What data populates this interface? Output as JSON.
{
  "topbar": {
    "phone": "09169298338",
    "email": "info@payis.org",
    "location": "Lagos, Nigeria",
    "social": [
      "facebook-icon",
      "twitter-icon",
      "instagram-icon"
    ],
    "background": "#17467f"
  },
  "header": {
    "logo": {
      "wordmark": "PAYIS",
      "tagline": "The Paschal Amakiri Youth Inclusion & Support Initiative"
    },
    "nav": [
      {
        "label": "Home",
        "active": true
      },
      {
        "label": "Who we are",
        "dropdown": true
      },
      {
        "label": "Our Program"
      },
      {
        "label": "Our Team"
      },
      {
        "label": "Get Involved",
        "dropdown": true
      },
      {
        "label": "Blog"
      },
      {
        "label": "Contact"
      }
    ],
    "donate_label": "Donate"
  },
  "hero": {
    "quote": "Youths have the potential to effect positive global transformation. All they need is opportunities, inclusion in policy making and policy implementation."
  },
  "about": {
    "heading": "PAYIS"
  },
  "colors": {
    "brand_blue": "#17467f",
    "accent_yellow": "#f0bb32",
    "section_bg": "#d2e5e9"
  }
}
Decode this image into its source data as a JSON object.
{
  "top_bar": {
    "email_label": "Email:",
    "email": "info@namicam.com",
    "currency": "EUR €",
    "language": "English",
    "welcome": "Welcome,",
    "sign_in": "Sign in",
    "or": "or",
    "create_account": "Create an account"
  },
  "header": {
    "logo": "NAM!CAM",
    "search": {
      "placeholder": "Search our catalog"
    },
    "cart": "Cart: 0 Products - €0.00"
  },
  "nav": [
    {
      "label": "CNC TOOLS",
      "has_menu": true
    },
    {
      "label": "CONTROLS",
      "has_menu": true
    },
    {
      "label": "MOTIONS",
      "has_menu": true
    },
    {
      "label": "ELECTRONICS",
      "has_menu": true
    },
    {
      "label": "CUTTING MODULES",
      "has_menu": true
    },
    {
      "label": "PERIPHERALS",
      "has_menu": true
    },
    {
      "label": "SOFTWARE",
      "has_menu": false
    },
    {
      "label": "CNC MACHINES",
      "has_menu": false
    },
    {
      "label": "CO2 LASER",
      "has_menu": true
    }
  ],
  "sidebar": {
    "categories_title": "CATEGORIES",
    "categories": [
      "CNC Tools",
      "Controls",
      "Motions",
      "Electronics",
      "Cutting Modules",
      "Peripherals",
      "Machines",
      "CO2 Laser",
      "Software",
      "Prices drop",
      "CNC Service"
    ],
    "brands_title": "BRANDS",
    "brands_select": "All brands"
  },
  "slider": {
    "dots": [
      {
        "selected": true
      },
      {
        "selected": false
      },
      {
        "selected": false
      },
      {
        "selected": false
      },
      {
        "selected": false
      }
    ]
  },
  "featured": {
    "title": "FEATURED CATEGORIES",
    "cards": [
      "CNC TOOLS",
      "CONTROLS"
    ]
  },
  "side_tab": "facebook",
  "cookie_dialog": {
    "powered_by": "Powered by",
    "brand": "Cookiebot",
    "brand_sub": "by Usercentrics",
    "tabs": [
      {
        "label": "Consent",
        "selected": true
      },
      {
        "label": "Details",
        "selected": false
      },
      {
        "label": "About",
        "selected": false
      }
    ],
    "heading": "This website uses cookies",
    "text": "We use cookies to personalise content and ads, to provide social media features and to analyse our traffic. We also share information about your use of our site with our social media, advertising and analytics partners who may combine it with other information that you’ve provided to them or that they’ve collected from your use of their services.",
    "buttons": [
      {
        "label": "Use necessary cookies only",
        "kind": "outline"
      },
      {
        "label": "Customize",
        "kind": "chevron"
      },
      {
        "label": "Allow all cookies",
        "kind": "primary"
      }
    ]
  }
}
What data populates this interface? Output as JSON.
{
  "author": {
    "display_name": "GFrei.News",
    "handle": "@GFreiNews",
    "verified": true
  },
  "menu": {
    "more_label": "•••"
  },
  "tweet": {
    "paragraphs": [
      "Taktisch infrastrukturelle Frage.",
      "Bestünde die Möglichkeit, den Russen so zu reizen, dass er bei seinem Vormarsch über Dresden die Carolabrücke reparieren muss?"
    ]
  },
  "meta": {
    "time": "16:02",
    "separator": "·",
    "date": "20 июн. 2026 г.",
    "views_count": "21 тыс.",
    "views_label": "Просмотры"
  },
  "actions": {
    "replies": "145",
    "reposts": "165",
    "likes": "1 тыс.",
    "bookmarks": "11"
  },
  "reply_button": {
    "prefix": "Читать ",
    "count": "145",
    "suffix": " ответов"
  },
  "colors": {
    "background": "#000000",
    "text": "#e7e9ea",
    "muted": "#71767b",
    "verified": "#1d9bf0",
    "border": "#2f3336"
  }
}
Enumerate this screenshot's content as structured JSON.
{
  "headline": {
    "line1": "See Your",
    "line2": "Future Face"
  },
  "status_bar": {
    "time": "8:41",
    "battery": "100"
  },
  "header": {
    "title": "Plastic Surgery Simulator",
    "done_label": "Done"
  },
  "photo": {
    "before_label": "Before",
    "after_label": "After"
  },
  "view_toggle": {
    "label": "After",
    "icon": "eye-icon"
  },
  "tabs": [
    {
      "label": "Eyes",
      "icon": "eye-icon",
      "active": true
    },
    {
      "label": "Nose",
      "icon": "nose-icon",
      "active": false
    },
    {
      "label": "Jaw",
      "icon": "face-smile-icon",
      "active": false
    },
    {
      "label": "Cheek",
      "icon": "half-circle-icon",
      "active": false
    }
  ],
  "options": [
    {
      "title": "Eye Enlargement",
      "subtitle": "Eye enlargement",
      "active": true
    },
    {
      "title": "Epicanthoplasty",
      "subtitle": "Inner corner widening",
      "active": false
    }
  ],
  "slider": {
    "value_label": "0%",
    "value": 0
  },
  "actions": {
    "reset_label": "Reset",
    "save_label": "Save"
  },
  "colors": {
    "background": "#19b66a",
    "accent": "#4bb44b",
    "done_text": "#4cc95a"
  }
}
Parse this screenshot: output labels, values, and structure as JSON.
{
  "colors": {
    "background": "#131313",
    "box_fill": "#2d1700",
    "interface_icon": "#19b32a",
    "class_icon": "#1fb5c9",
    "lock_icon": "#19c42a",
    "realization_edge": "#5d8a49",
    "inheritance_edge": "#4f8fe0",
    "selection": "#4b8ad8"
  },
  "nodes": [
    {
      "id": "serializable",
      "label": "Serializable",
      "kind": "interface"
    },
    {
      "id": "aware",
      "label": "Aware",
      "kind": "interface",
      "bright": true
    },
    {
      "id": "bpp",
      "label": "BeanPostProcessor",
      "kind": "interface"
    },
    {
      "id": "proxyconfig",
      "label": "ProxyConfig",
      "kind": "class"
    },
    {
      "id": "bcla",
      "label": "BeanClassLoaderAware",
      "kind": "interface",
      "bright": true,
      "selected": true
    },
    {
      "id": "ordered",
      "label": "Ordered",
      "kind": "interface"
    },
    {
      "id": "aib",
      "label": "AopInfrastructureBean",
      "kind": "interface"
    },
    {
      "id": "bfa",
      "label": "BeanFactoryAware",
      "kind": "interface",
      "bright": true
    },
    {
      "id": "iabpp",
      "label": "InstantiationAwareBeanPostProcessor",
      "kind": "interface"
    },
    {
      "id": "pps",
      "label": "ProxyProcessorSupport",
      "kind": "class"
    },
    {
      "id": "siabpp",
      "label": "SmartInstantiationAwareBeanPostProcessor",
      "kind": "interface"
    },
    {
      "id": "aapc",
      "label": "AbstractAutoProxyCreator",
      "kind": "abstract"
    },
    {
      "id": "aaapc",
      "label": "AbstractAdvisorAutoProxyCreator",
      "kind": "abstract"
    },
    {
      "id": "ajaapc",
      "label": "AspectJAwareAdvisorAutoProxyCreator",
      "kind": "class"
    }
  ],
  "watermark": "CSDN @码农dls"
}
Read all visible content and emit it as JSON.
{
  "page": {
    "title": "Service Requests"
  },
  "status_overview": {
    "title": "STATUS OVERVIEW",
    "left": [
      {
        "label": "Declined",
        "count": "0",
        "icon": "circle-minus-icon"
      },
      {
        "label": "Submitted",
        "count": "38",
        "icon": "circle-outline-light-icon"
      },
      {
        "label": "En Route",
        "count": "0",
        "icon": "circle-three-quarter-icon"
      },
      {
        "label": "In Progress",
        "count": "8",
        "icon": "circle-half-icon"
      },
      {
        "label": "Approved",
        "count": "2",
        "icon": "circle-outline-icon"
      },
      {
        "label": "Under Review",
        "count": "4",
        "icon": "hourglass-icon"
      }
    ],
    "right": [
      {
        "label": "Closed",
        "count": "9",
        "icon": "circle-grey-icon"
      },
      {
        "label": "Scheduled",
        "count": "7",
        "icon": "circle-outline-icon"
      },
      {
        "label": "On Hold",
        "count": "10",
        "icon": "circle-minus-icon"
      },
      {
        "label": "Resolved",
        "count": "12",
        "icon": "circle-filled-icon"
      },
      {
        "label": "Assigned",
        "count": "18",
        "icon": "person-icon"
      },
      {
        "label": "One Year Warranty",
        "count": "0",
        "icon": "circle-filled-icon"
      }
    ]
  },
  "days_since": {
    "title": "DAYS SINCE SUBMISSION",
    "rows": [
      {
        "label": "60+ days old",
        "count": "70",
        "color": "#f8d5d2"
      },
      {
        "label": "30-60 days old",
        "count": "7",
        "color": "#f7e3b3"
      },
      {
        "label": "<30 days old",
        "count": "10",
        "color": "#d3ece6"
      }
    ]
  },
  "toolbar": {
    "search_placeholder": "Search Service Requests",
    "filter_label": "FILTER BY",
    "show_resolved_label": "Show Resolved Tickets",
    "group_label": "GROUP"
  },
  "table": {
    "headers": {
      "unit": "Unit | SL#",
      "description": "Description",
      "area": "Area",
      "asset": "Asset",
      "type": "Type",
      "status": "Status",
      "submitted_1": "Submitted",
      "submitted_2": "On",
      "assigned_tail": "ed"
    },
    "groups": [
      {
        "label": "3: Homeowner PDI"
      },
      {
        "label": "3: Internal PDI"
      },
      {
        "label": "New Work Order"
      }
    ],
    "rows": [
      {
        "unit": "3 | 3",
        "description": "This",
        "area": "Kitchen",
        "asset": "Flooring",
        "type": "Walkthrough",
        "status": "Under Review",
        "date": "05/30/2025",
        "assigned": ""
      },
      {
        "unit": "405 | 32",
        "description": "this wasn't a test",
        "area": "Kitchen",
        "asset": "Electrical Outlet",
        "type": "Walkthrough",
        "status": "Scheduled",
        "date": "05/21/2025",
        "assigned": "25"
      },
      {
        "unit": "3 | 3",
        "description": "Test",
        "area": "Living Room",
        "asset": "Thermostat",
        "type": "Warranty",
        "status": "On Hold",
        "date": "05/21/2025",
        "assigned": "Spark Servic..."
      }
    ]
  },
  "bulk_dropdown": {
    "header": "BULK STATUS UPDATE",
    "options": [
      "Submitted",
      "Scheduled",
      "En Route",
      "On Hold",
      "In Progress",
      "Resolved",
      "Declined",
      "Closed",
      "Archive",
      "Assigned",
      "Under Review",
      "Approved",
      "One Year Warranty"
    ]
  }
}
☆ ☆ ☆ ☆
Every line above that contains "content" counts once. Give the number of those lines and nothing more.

3